Tony took trips from Temecula to Mendocino to learn about grapes, and once he reached the Napa Valley, he knew he had found his life’s passion. After visiting for the first time in 1982, his vision had changed. He was no longer looking for a 500-acre farm, but a ‘modest’ 30-acre vineyard in Rutherford, California, the Eden of Cabernet grape growing. Tony acquired the Rutherford property in 1983. It was November 3, 1983 when the Peju family arrived in the Napa Valley and the luxurious California sun was shining radiant in the sky.
Not long after, the family met Stan Meyer, the owner of Rustridge Winery, who kept horses and magnanimously offered to give two to the girls. They rode horses, played on the wind machine and forklift, rode with glee on the Honda wagon cart, and soon began to forget some of the discomforts of their move.Tony and Manuel Corona, our foreman to this day, worked to cultivate the vineyard while HB and the children became acclimated to the Napa Valley, discovering the magic that vineyard land beheld. At that time, they were selling their grapes to other wineries, the excess of which went to home winemakers in Canada. During harvest, they would load up thirty-pound boxes and put them on a truck to be shipped.
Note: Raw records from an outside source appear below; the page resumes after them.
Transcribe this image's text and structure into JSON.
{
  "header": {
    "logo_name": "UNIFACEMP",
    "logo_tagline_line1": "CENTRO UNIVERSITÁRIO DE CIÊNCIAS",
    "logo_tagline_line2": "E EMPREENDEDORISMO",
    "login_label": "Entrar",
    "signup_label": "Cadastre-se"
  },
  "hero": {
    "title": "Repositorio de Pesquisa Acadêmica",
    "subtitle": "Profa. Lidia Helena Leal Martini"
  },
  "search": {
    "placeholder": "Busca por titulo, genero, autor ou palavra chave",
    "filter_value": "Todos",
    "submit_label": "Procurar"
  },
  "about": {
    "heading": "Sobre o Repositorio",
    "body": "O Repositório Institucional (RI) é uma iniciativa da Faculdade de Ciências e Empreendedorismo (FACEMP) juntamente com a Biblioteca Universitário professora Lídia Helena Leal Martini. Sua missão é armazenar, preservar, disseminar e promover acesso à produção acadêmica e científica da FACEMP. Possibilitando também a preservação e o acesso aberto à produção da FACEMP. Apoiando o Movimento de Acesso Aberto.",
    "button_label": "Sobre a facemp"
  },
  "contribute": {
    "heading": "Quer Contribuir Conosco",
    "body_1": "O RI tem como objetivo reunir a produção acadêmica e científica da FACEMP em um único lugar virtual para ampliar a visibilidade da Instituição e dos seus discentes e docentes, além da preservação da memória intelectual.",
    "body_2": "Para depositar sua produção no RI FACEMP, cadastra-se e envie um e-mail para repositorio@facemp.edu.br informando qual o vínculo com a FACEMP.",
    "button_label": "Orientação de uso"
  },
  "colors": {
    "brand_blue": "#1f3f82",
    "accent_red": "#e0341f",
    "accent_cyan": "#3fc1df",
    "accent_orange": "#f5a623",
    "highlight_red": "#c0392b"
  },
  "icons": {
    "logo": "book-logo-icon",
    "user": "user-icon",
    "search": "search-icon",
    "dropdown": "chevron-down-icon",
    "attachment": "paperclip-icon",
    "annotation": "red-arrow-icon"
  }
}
Almost ten years after arriving in Rutherford, Tony decided to start building a winery. He transformed the garage, installing foil-finished insulation and palm trees to divide the 33×33 sq. ft. building into two-thirds barrel storage and one-third into a tasting room.
The complete architectural and artistic plan for the Rutherford property as you see it today was conceived in 1981 by Los Angeles architect Calvin Straub. In 1990, the family was able to receive financing for the first phase of construction. The popularity of wine and the increase in new vineyard plantings grew dramatically in the mid-90’s as a result of a number of studies in the U.S. and Europe on the health benefits of wine.
In 1991, the first phase of construction was finished. We were producing our own wines, welcoming guests to the Tasting Room, and entertaining our Tasting Room visitors by Honda wagon cart rides to the river behind the winery. Our business was taking off and our popularity and visibility were becoming more apparent. The H.B. Vineyard Cabernet scored among the top 100 Cabernets in the Wine Spectator, and Peju Province Winery won ‘Top Artisan Winery’ in Wine & Spirits Magazine.
Motivated by the high quality of the grapes and the poor economy in the ’80’s, Tony decided to study winemaking at the University of California at Davis. With the help of consultant Walter Schug, his first vintage in 1985, heralded good press and a gold medal.
When we converted the large garage into a temporary winery, Napa County objected. They did not want us to sell the wine on location until our permanent building was completed. The County took us to court over the matter, claiming the arrangement a violation of public health and safety regulations. They were also concerned that we had made wine at another winery and were selling it from a temporary building. This, in their opinion, was unacceptable. Custom crush and winemaking without a physical location is now common practice in Napa Valley.
Eventually, the court asked the planning commission to issue a temporary permit for the garage until the permanent facility was completed. Estate law, which supersedes the county, states that if you grow the fruit and produce the wine, you can sell the wine on premise. Once the first phase of the winery was completed in 1991, there was no longer cause for conflict.
One year after the space surrounding it was completed in 1991, ‘Harvest Dance’, the Carrara marble sculpture to the right of the winery entrance, sculpted by Welton Rotz, was installed in 1992. Finding the right sculpture to fit Tony’s vision was not easy. He discovered Welton Rotz’ work at an art show in Mendocino, and knew immediately he wanted to commission him. His work remains integral to the winery aesthetic today.
For seven years, Tony worked every day, seven days a week, in the tasting room. H.B. relieved him from time to time when she could. They made time in the middle of the day to spend with Lisa and Ariana as often as they could, always being sure to be available to welcome any visitor who came. Not long after the first phase was completed, we would see as many as 250 visitors on weekends. Today, we see as many as 2,000 visitors on a weekend.
By 1995, all 30 acres of H.B. Vineyard had been replanted with resistant rootstock after the catastrophic Phylloxera epidemic, which threatened to exterminate nearly all the vines in the Valley. Phylloxera is a louse which attacks the roots of the vines and essentially suffocates them, rendering them unable to absorb water or nutrients until they die. After all the replanting was done in 1995, we did not produce quality grapes until 2003.
In 2007, Peju received Organic Certification for the Rutherford Estate Vineyard from the California Certified Organic Farmers (CCOF) and in 2009 we were certified as both a Napa County Green Winery and Bay Area Green Business.